### Exercise
Look through the material below and return every line that contains "optional".

==*==

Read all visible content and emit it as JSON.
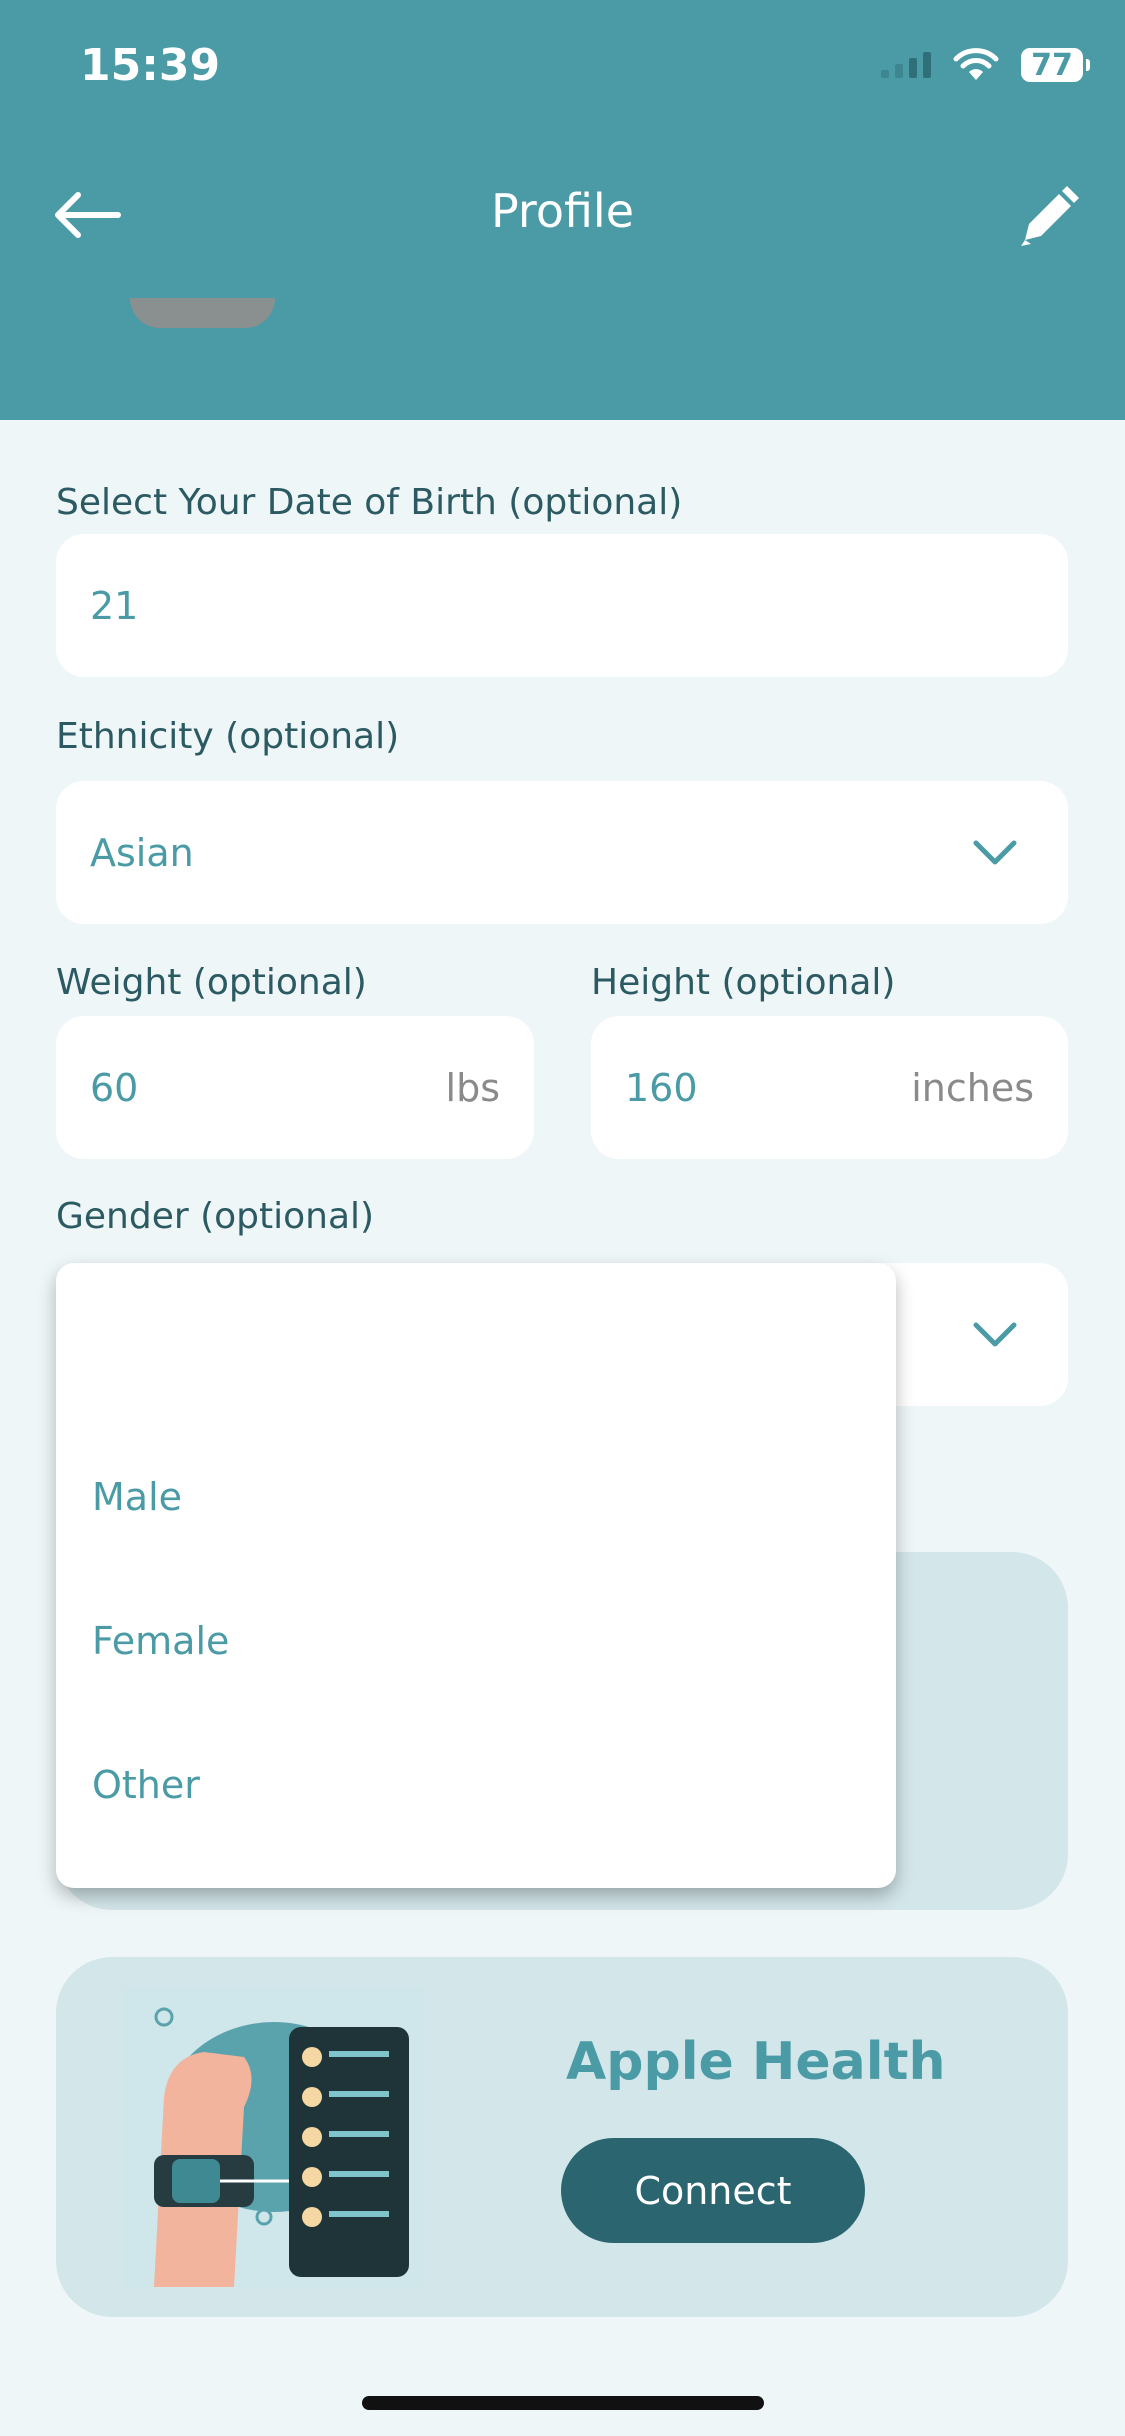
{
  "status_bar": {
    "time": "15:39",
    "battery": "77"
  },
  "header": {
    "title": "Profile"
  },
  "form": {
    "dob": {
      "label": "Select Your Date of Birth (optional)",
      "value": "21"
    },
    "ethnicity": {
      "label": "Ethnicity (optional)",
      "value": "Asian"
    },
    "weight": {
      "label": "Weight (optional)",
      "value": "60",
      "unit": "lbs"
    },
    "height": {
      "label": "Height (optional)",
      "value": "160",
      "unit": "inches"
    },
    "gender": {
      "label": "Gender (optional)",
      "value": ""
    }
  },
  "gender_dropdown": {
    "options": [
      "Male",
      "Female",
      "Other"
    ]
  },
  "apple_health": {
    "title": "Apple Health",
    "button": "Connect"
  },
  "colors": {
    "primary": "#4A9BA6",
    "dark": "#2A6570",
    "card": "#D3E6EA",
    "background": "#EEF6F8"
  }
}
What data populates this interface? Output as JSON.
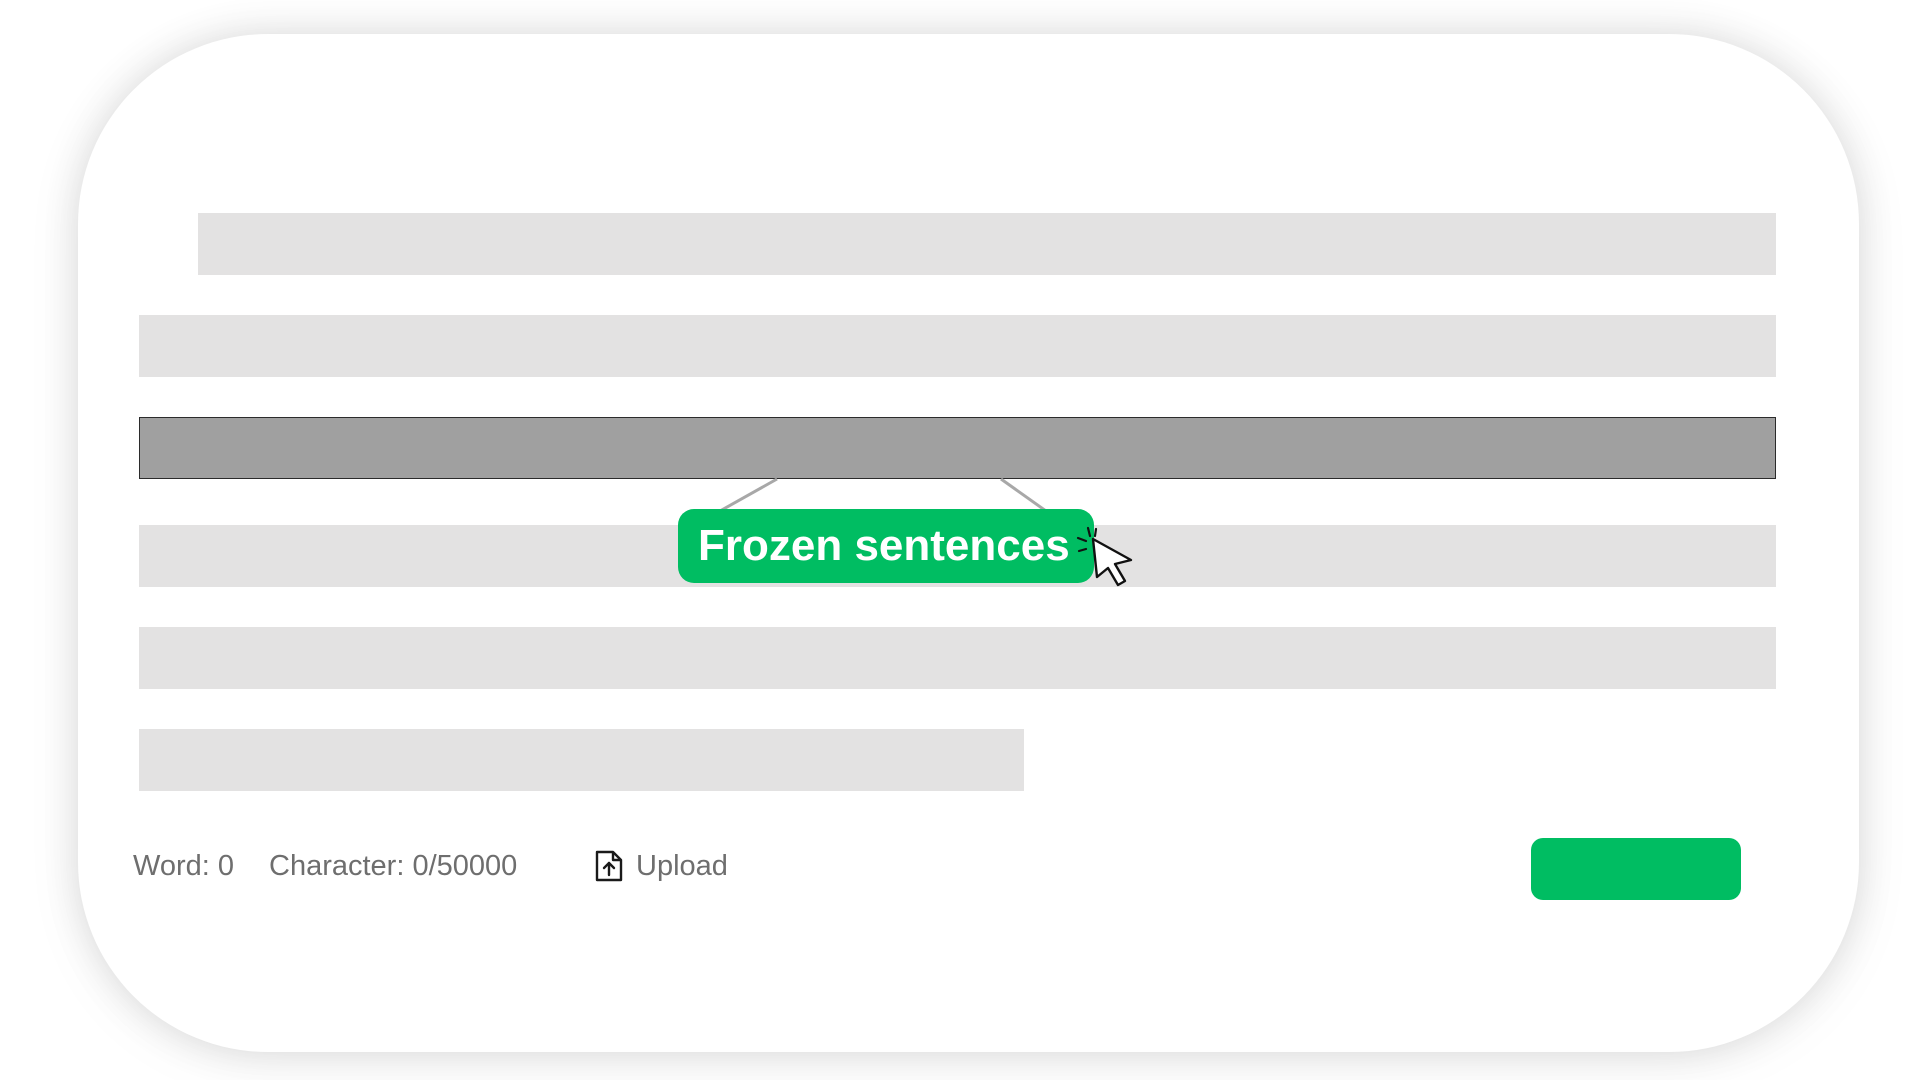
{
  "editor": {
    "lines": [
      {
        "id": "line-1",
        "state": "placeholder"
      },
      {
        "id": "line-2",
        "state": "placeholder"
      },
      {
        "id": "line-3",
        "state": "frozen"
      },
      {
        "id": "line-4",
        "state": "placeholder"
      },
      {
        "id": "line-5",
        "state": "placeholder"
      },
      {
        "id": "line-6",
        "state": "placeholder"
      }
    ]
  },
  "tooltip": {
    "label": "Frozen sentences"
  },
  "footer": {
    "word_count": "Word: 0",
    "char_count": "Character: 0/50000",
    "upload_label": "Upload",
    "upload_icon": "upload-file-icon",
    "submit_label": ""
  },
  "colors": {
    "accent": "#00bd62",
    "placeholder_line": "#e3e2e2",
    "frozen_line": "#a0a0a0",
    "muted_text": "#6e6e6e"
  }
}
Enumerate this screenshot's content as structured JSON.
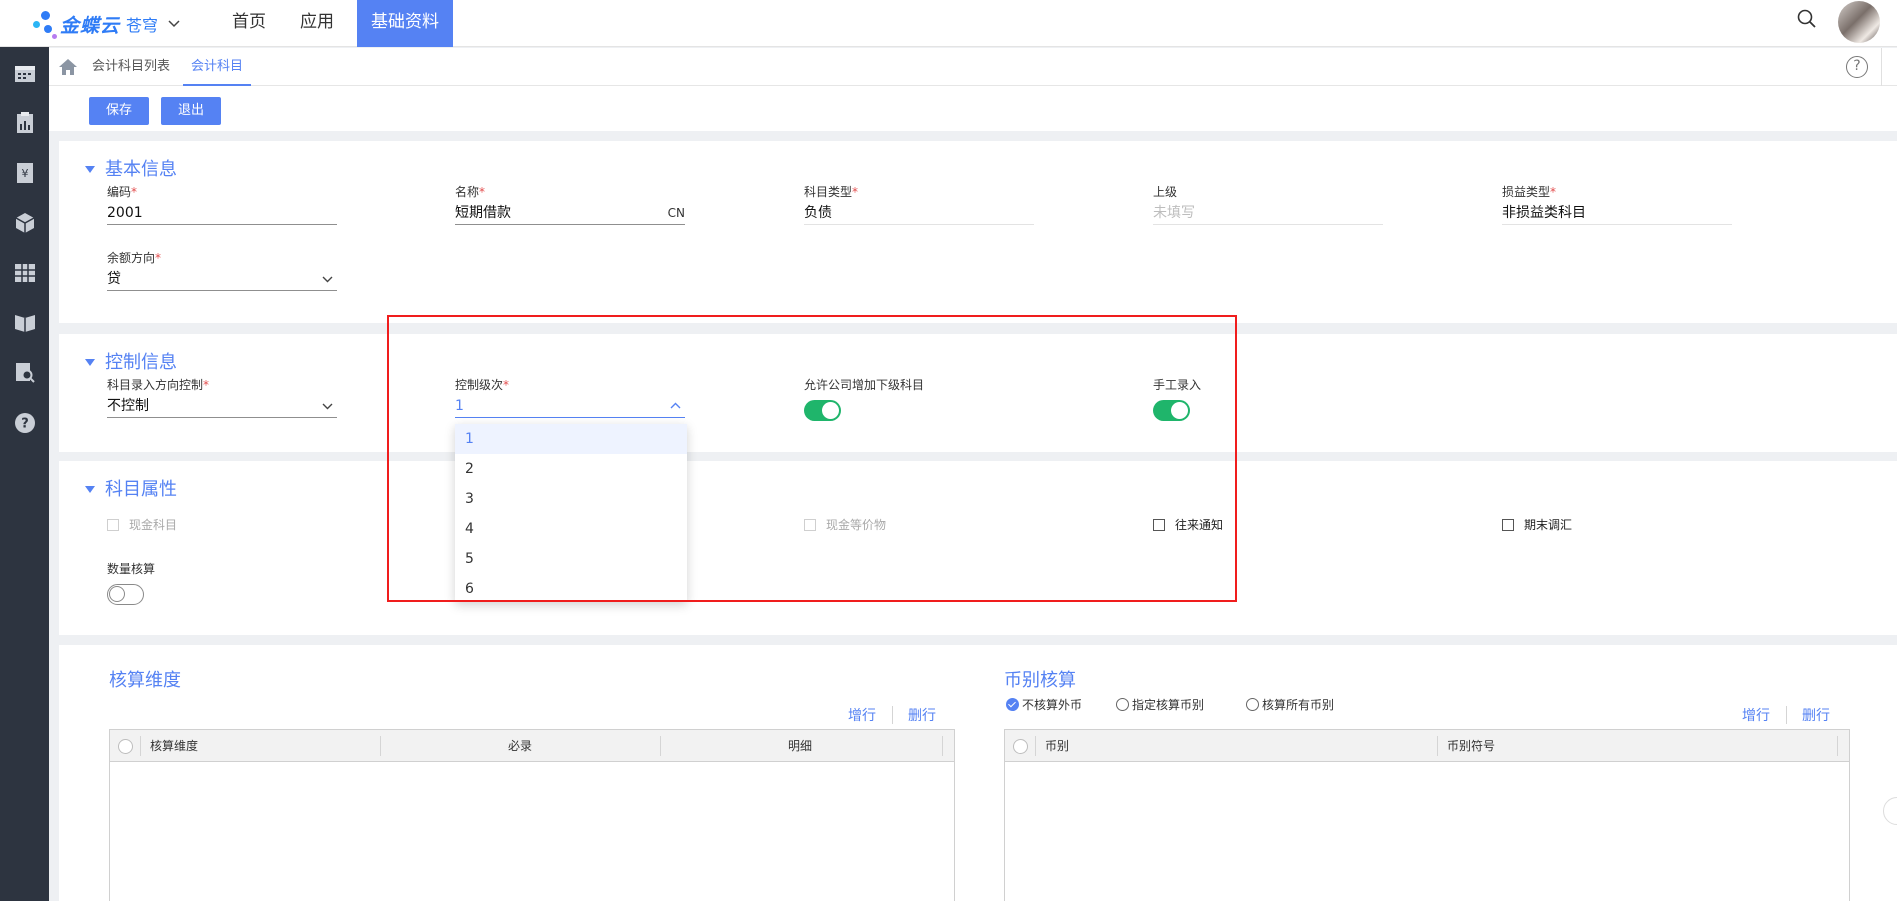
{
  "app": {
    "logo_text": "金蝶云",
    "logo_sub": "苍穹",
    "nav": [
      {
        "label": "首页"
      },
      {
        "label": "应用"
      },
      {
        "label": "基础资料"
      }
    ]
  },
  "breadcrumb_tabs": [
    {
      "label": "会计科目列表"
    },
    {
      "label": "会计科目"
    }
  ],
  "toolbar": {
    "save_label": "保存",
    "exit_label": "退出"
  },
  "basic": {
    "title": "基本信息",
    "code": {
      "label": "编码",
      "value": "2001"
    },
    "name": {
      "label": "名称",
      "value": "短期借款",
      "suffix": "CN"
    },
    "type": {
      "label": "科目类型",
      "value": "负债"
    },
    "parent": {
      "label": "上级",
      "placeholder": "未填写"
    },
    "pl_type": {
      "label": "损益类型",
      "value": "非损益类科目"
    },
    "balance_dir": {
      "label": "余额方向",
      "value": "贷"
    }
  },
  "control": {
    "title": "控制信息",
    "entry_dir": {
      "label": "科目录入方向控制",
      "value": "不控制"
    },
    "level": {
      "label": "控制级次",
      "value": "1"
    },
    "allow_add_sub": {
      "label": "允许公司增加下级科目",
      "on": true
    },
    "manual_entry": {
      "label": "手工录入",
      "on": true
    },
    "level_options": [
      "1",
      "2",
      "3",
      "4",
      "5",
      "6"
    ]
  },
  "attrs": {
    "title": "科目属性",
    "cash": "现金科目",
    "cash_equiv": "现金等价物",
    "notice": "往来通知",
    "period_end": "期末调汇",
    "qty": {
      "label": "数量核算",
      "on": false
    }
  },
  "dimension": {
    "title": "核算维度",
    "add_row": "增行",
    "del_row": "删行",
    "columns": [
      "核算维度",
      "必录",
      "明细"
    ]
  },
  "currency": {
    "title": "币别核算",
    "options": [
      "不核算外币",
      "指定核算币别",
      "核算所有币别"
    ],
    "selected": "不核算外币",
    "add_row": "增行",
    "del_row": "删行",
    "columns": [
      "币别",
      "币别符号"
    ]
  },
  "colors": {
    "accent": "#5582f3",
    "sidebar": "#2d3440",
    "toggle_on": "#1fb56b",
    "highlight_box": "#f01d1d"
  }
}
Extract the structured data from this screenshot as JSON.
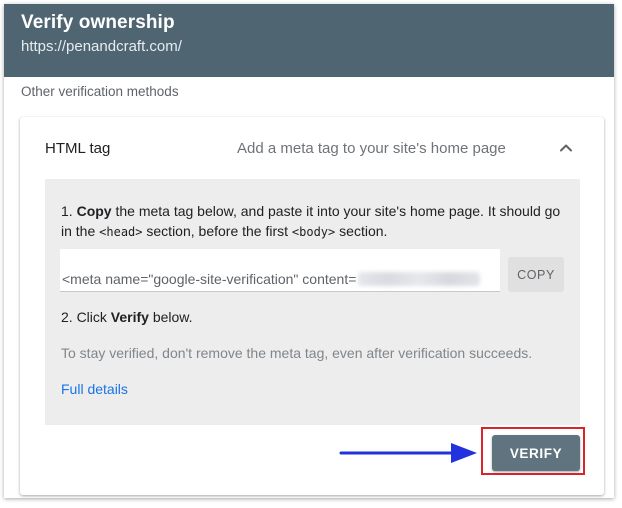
{
  "header": {
    "title": "Verify ownership",
    "url": "https://penandcraft.com/"
  },
  "section_label": "Other verification methods",
  "method": {
    "title": "HTML tag",
    "description": "Add a meta tag to your site's home page",
    "chevron_icon": "chevron-up-icon"
  },
  "instructions": {
    "step1_prefix": "1. ",
    "step1_bold": "Copy",
    "step1_rest": " the meta tag below, and paste it into your site's home page. It should go in the ",
    "head_tag": "<head>",
    "step1_middle": " section, before the first ",
    "body_tag": "<body>",
    "step1_end": " section.",
    "meta_tag": "<meta name=\"google-site-verification\" content=",
    "copy_label": "COPY",
    "step2_prefix": "2. Click ",
    "step2_bold": "Verify",
    "step2_rest": " below.",
    "stay_verified": "To stay verified, don't remove the meta tag, even after verification succeeds.",
    "full_details": "Full details"
  },
  "verify_label": "VERIFY",
  "colors": {
    "header_bg": "#4f6571",
    "link": "#1a73e8",
    "verify_bg": "#5f747f",
    "highlight_border": "#d9252a",
    "arrow": "#2233dd"
  }
}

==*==

### Your response
      "label": "Select Your Date of Birth (optional)",
      "label": "Ethnicity (optional)",
      "label": "Weight (optional)",
      "label": "Height (optional)",
      "label": "Gender (optional)",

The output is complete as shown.